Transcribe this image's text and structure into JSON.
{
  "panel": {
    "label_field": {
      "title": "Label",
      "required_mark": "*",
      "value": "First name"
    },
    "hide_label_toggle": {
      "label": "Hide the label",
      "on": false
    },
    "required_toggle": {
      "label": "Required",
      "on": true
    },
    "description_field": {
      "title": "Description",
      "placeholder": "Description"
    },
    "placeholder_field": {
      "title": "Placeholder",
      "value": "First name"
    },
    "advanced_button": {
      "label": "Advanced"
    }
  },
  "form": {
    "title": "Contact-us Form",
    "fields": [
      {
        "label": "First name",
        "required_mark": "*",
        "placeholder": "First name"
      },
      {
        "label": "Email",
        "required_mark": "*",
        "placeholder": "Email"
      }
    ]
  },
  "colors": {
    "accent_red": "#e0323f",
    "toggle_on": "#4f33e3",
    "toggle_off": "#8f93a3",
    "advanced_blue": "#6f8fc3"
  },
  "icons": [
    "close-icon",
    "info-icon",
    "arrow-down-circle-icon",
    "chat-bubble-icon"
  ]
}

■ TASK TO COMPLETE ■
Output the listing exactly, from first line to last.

■ EXPECTED ANSWER ■
Transcribe this image's text and structure into JSON.
{
  "panel": {
    "label_field": {
      "title": "Label",
      "required_mark": "*",
      "value": "First name"
    },
    "hide_label_toggle": {
      "label": "Hide the label",
      "on": false
    },
    "required_toggle": {
      "label": "Required",
      "on": true
    },
    "description_field": {
      "title": "Description",
      "placeholder": "Description"
    },
    "placeholder_field": {
      "title": "Placeholder",
      "value": "First name"
    },
    "advanced_button": {
      "label": "Advanced"
    }
  },
  "form": {
    "title": "Contact-us Form",
    "fields": [
      {
        "label": "First name",
        "required_mark": "*",
        "placeholder": "First name"
      },
      {
        "label": "Email",
        "required_mark": "*",
        "placeholder": "Email"
      }
    ]
  },
  "colors": {
    "accent_red": "#e0323f",
    "toggle_on": "#4f33e3",
    "toggle_off": "#8f93a3",
    "advanced_blue": "#6f8fc3"
  },
  "icons": [
    "close-icon",
    "info-icon",
    "arrow-down-circle-icon",
    "chat-bubble-icon"
  ]
}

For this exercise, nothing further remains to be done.